Former EA Sports President Peter Moore has said that he believes loot boxes are not a form of gambling, despite an increasing number of people believing them to be so.
The industry veteran acted as President when FIFA Ultimate Team card packs were introduced in 2008’s FIFA 09, allowing players to purchase player packs with real money to randomly unlock football players and build a team.
Discussing the FIFA Ultimate Team card packs in an interview with gamesindustry.biz this week, Moore likened the controversial microtransactions to collecting “cigarette cards in the 1920s and 30s”.
He said: “People loved it. I think that sense of uncertainty and ‘What are you going to get?’ and then bang, Ronaldo or Messi would roll out and that’s a wonderful thing. You’re always getting something. It’s not like you opened it and there’s no players in there.”
Moore then claimed that FIFA Ultimate Team loot boxes are a “long way” from gambling, saying: “This is a personal view, but the concept of surprise and delight vs gambling… on a continuum, they’re a long way from each other.
“You buy or grind your way up to getting a gold pack, you open it up, and you’re either happy or you think it’s a crappy pack. I don’t see that as gambling, per se – but again, this is my personal view as an outsider right now.”
Over the last few years, loot boxes have faced increased scrutiny within the video games industry as the mechanics have been likened to gambling and have been banned in several European countries as a result.
Moore, who also served as the Vice President for Xbox and President of Sega of America, claims he understands the backlash against loot boxes but highlighted how a majority of the gaming community has supported loot boxes, with EA’s Ultimate Team packs making more than $1 billion for EA Sports in the last two years.
“The numbers speak for themselves. And if you play it, you love it. One of the only complaints we got about Ultimate Team while I was at EA was if the servers went down and they couldn’t play or open their packs.
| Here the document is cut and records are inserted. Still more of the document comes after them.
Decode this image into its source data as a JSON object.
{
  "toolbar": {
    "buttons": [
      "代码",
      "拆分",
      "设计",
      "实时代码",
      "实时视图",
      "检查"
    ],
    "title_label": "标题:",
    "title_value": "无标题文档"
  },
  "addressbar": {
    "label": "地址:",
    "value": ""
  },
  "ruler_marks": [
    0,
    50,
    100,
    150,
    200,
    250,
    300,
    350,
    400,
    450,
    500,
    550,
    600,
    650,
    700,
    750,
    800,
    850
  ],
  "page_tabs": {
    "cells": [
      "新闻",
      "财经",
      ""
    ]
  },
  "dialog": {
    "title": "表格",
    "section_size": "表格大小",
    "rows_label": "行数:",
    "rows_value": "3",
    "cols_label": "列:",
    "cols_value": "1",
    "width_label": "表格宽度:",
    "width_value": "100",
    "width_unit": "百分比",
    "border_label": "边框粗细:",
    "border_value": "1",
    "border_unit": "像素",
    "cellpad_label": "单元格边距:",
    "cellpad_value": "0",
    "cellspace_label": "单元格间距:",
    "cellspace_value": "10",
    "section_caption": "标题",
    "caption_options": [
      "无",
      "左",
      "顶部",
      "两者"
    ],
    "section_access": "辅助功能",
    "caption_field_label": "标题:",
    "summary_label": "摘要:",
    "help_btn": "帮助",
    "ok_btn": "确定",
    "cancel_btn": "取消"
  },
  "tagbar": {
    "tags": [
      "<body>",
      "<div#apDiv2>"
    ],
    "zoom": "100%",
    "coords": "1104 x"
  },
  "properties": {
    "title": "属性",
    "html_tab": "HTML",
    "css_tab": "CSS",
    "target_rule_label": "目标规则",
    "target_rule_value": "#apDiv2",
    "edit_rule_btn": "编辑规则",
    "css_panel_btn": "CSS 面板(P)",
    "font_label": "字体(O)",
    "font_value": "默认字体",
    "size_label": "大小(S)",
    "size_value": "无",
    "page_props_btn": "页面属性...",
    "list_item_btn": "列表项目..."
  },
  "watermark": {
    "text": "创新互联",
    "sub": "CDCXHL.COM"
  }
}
“It has really developed a service element to the game itself, and pretty much reinvented [what] FIFA was all about in a period where sports games were relatively stagnant.”
Loot Boxes And Comparisons To Gambling
The backlash against loot boxes hit an all-time high back in 2017 with the release of EA’s Star Wars Battlefront II as loot boxes within the game provided players with substantial gameplay advantages against other players.
Said items could be unlocked in-game, but players would on average have had to “grind” to earn them and the loot boxes were criticised for stagnating game progression. EA, however, defended the mechanics, prompting further backlash.
The controversy over Star Wars Battlefront II and its loot boxes led many European countries to launch investigations into the mechanics regarding their similarity to gambling due to being chance-based and investigations into the game and other titles with loot boxes.
In 2018, the Dutch Gaming Authority and Belgian Gaming Commission declared loot boxes illegal and banned them from video games, forcing all game publishers to remove the controversial mechanics from their games.
Meanwhile, the UK Gambling Commission issued a statement in July 2019 stating that they could not regulate loot boxes in the country under current law but insisted it was ready to regulate them should legislation change.
Several months later, the Department for Digital, Culture, Media and Sport urged the UK Government to take steps to regulate loot box mechanics under the Gambling Act 2005. Less than a year later, the Department of DCMS announced the launch of an investigation into loot boxes with a call for evidence from game developers.
The Government confirmed last year that it would be addressing loot boxes in its ongoing review of current gambling legislation.
EA’s Loot Box Lawsuits
Although loot boxes were banned in countries like Belgium and the Netherlands, EA reportedly launched a review of the terms of play for its Ultimate Team packs in Europe back in December 2020 due to lawsuits against the company over the controversial mechanics.
As reported by FocusGN, the publisher released a patch late last year which disabled the packs in countries where loot boxes were banned. Users who attempted to access the packs would trigger a warning which reads: “FIFA Ultimate Team is currently not accessible due to a demand from the authorities of your region.”
Meanwhile, the US District Court of Northern California filed a class-action lawsuit against EA in November 2020 over its alleged use of Dynamic Difficulty Adjustment, a mechanic which adjusts the difficulty of a video game to push players towards buying loot boxes.
As reported by NME, the lawsuit states: “EA’s undisclosed use of Difficulty Adjusting Mechanics deprives gamers who purchase Player Packs of the benefit of their bargains because EA’s Difficulty Adjusting Mechanisms, rather than only the stated ranking of the gamers’ Ultimate Team players and the gamers’ relative skill, dictates, or at least highly influences the outcome of the match.
“This is a self-perpetuating cycle that benefits EA to the detriment of EA Sports gamers, since Difficulty Adjusting Mechanisms make gamers believe their teams are less skilled than they actually are, leading them to purchase additional Player Packs in hopes of receiving better players and being more competitive.”
EA, which has previously denied using Dynamic Difficulty Adjustment in its games, issued a statement responding to the lawsuit, stating: “We believe the claims are baseless and misrepresented our games, and we will defend.”